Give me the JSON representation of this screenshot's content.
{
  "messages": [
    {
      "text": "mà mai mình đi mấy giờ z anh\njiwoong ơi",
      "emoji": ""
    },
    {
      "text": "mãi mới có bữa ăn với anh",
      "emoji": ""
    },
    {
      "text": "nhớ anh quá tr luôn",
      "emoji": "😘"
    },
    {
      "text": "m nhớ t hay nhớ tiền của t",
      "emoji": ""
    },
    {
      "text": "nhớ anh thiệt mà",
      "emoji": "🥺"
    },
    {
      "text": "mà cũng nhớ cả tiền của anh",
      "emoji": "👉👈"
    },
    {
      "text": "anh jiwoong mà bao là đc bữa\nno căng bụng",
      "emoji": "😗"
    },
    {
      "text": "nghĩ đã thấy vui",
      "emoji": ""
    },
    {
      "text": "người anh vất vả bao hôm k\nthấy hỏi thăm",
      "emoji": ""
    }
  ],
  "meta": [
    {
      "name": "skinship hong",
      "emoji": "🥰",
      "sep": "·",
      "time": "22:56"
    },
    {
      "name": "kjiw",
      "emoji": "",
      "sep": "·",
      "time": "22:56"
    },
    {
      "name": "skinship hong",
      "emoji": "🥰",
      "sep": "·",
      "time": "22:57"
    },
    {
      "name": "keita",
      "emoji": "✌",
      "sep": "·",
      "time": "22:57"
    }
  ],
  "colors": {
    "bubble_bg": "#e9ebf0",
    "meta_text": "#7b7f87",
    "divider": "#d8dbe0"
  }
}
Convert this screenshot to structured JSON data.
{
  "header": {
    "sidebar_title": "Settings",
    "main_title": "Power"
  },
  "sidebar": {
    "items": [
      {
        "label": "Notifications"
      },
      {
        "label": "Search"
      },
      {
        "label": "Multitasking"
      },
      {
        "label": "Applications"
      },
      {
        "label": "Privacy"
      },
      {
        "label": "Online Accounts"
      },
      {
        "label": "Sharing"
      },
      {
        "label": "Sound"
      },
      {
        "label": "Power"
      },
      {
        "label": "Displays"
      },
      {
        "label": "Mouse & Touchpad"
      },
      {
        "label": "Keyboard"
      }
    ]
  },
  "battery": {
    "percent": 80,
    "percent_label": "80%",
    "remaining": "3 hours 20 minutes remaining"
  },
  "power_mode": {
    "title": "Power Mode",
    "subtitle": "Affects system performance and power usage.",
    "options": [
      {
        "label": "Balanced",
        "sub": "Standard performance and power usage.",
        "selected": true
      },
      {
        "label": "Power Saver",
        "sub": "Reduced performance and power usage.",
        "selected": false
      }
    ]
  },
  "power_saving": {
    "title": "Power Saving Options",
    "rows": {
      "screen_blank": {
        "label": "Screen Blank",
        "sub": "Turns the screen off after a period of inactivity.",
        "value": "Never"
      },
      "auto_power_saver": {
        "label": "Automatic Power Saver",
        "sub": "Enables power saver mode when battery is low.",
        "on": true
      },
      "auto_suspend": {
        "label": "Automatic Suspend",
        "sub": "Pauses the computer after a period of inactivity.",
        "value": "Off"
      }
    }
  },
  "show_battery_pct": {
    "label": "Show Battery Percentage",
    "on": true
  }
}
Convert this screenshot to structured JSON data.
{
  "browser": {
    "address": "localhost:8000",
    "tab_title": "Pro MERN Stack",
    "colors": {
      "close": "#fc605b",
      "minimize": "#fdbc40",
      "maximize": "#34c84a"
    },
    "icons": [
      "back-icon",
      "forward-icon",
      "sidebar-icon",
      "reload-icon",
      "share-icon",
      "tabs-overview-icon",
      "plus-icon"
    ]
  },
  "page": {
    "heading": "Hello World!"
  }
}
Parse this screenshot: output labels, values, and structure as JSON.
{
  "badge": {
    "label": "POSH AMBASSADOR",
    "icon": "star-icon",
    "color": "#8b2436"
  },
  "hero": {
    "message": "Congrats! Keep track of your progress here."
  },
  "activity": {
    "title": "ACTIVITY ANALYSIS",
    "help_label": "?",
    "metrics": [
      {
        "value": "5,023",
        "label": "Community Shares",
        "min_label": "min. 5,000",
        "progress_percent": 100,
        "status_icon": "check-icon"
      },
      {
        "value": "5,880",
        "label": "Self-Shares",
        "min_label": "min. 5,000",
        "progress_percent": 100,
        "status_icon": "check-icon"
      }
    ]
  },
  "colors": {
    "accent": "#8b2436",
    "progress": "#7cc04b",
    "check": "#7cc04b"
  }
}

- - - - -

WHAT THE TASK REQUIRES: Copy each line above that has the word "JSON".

OUTPUT:
Give me the JSON representation of this screenshot's content.
Convert this screenshot to structured JSON data.
Convert this screenshot to structured JSON data.
Parse this screenshot: output labels, values, and structure as JSON.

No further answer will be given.